§ **YOUR TASK**
Return the records that follow, unchanged and complete.

§ **SOURCE DATA**
╔══
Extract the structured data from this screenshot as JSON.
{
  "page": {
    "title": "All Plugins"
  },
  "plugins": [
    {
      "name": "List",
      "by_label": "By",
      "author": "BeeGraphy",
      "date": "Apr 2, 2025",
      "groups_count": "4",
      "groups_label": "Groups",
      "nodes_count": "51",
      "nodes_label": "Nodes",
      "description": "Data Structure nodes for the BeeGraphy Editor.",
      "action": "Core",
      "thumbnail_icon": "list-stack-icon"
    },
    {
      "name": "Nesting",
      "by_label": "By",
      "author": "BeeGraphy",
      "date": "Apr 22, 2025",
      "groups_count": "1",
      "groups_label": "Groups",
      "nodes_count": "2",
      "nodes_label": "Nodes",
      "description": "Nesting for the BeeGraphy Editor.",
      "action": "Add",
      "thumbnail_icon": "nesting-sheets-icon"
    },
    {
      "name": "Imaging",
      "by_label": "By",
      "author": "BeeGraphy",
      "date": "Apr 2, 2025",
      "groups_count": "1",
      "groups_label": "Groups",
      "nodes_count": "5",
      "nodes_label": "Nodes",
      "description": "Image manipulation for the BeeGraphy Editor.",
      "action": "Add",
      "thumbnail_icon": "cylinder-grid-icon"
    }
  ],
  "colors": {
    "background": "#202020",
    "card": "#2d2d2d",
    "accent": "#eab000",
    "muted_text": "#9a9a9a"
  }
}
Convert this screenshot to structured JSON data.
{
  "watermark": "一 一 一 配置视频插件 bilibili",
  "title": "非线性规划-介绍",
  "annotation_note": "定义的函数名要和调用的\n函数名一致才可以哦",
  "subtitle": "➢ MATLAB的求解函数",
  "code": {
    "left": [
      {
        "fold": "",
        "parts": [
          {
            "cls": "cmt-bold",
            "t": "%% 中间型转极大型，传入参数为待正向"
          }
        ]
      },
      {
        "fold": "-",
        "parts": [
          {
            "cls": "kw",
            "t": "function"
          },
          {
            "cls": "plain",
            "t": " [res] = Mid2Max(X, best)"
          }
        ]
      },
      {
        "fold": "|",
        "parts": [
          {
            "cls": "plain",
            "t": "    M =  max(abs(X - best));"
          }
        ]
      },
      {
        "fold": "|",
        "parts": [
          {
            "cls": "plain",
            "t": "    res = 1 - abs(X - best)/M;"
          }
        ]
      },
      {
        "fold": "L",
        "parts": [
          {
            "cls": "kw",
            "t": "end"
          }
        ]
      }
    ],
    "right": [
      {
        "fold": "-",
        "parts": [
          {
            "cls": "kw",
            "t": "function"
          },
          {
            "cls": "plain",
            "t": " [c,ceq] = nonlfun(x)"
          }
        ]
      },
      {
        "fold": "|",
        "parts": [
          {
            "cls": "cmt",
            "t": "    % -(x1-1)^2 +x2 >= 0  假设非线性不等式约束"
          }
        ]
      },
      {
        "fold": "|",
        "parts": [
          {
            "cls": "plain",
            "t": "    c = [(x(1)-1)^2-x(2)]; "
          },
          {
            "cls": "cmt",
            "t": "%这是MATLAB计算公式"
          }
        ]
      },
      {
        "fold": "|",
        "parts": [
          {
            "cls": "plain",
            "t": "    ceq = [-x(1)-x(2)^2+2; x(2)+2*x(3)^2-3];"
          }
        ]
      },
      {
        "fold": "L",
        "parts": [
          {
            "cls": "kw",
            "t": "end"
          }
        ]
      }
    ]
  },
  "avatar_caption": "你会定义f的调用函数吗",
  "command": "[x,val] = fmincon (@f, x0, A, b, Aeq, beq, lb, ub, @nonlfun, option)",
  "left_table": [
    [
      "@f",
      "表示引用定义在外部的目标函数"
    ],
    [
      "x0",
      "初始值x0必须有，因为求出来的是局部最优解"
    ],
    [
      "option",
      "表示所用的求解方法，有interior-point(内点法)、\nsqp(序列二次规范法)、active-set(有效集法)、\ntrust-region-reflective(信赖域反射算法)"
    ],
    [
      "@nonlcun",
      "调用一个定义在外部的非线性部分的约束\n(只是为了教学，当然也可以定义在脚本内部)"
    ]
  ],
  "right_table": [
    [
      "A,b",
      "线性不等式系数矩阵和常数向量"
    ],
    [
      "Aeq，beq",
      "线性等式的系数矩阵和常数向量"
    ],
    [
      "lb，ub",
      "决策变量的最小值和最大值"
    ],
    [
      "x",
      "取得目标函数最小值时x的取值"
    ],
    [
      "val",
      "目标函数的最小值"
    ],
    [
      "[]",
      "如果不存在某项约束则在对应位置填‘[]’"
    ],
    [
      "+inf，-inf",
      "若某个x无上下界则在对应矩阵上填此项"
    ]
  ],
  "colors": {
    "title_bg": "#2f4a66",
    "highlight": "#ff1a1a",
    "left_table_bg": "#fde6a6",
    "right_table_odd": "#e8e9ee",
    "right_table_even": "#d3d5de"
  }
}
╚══
§ **FINISHED TASK**
Extract the structured data from this screenshot as JSON.
{
  "page": {
    "title": "All Plugins"
  },
  "plugins": [
    {
      "name": "List",
      "by_label": "By",
      "author": "BeeGraphy",
      "date": "Apr 2, 2025",
      "groups_count": "4",
      "groups_label": "Groups",
      "nodes_count": "51",
      "nodes_label": "Nodes",
      "description": "Data Structure nodes for the BeeGraphy Editor.",
      "action": "Core",
      "thumbnail_icon": "list-stack-icon"
    },
    {
      "name": "Nesting",
      "by_label": "By",
      "author": "BeeGraphy",
      "date": "Apr 22, 2025",
      "groups_count": "1",
      "groups_label": "Groups",
      "nodes_count": "2",
      "nodes_label": "Nodes",
      "description": "Nesting for the BeeGraphy Editor.",
      "action": "Add",
      "thumbnail_icon": "nesting-sheets-icon"
    },
    {
      "name": "Imaging",
      "by_label": "By",
      "author": "BeeGraphy",
      "date": "Apr 2, 2025",
      "groups_count": "1",
      "groups_label": "Groups",
      "nodes_count": "5",
      "nodes_label": "Nodes",
      "description": "Image manipulation for the BeeGraphy Editor.",
      "action": "Add",
      "thumbnail_icon": "cylinder-grid-icon"
    }
  ],
  "colors": {
    "background": "#202020",
    "card": "#2d2d2d",
    "accent": "#eab000",
    "muted_text": "#9a9a9a"
  }
}
Convert this screenshot to structured JSON data.
{
  "watermark": "一 一 一 配置视频插件 bilibili",
  "title": "非线性规划-介绍",
  "annotation_note": "定义的函数名要和调用的\n函数名一致才可以哦",
  "subtitle": "➢ MATLAB的求解函数",
  "code": {
    "left": [
      {
        "fold": "",
        "parts": [
          {
            "cls": "cmt-bold",
            "t": "%% 中间型转极大型，传入参数为待正向"
          }
        ]
      },
      {
        "fold": "-",
        "parts": [
          {
            "cls": "kw",
            "t": "function"
          },
          {
            "cls": "plain",
            "t": " [res] = Mid2Max(X, best)"
          }
        ]
      },
      {
        "fold": "|",
        "parts": [
          {
            "cls": "plain",
            "t": "    M =  max(abs(X - best));"
          }
        ]
      },
      {
        "fold": "|",
        "parts": [
          {
            "cls": "plain",
            "t": "    res = 1 - abs(X - best)/M;"
          }
        ]
      },
      {
        "fold": "L",
        "parts": [
          {
            "cls": "kw",
            "t": "end"
          }
        ]
      }
    ],
    "right": [
      {
        "fold": "-",
        "parts": [
          {
            "cls": "kw",
            "t": "function"
          },
          {
            "cls": "plain",
            "t": " [c,ceq] = nonlfun(x)"
          }
        ]
      },
      {
        "fold": "|",
        "parts": [
          {
            "cls": "cmt",
            "t": "    % -(x1-1)^2 +x2 >= 0  假设非线性不等式约束"
          }
        ]
      },
      {
        "fold": "|",
        "parts": [
          {
            "cls": "plain",
            "t": "    c = [(x(1)-1)^2-x(2)]; "
          },
          {
            "cls": "cmt",
            "t": "%这是MATLAB计算公式"
          }
        ]
      },
      {
        "fold": "|",
        "parts": [
          {
            "cls": "plain",
            "t": "    ceq = [-x(1)-x(2)^2+2; x(2)+2*x(3)^2-3];"
          }
        ]
      },
      {
        "fold": "L",
        "parts": [
          {
            "cls": "kw",
            "t": "end"
          }
        ]
      }
    ]
  },
  "avatar_caption": "你会定义f的调用函数吗",
  "command": "[x,val] = fmincon (@f, x0, A, b, Aeq, beq, lb, ub, @nonlfun, option)",
  "left_table": [
    [
      "@f",
      "表示引用定义在外部的目标函数"
    ],
    [
      "x0",
      "初始值x0必须有，因为求出来的是局部最优解"
    ],
    [
      "option",
      "表示所用的求解方法，有interior-point(内点法)、\nsqp(序列二次规范法)、active-set(有效集法)、\ntrust-region-reflective(信赖域反射算法)"
    ],
    [
      "@nonlcun",
      "调用一个定义在外部的非线性部分的约束\n(只是为了教学，当然也可以定义在脚本内部)"
    ]
  ],
  "right_table": [
    [
      "A,b",
      "线性不等式系数矩阵和常数向量"
    ],
    [
      "Aeq，beq",
      "线性等式的系数矩阵和常数向量"
    ],
    [
      "lb，ub",
      "决策变量的最小值和最大值"
    ],
    [
      "x",
      "取得目标函数最小值时x的取值"
    ],
    [
      "val",
      "目标函数的最小值"
    ],
    [
      "[]",
      "如果不存在某项约束则在对应位置填‘[]’"
    ],
    [
      "+inf，-inf",
      "若某个x无上下界则在对应矩阵上填此项"
    ]
  ],
  "colors": {
    "title_bg": "#2f4a66",
    "highlight": "#ff1a1a",
    "left_table_bg": "#fde6a6",
    "right_table_odd": "#e8e9ee",
    "right_table_even": "#d3d5de"
  }
}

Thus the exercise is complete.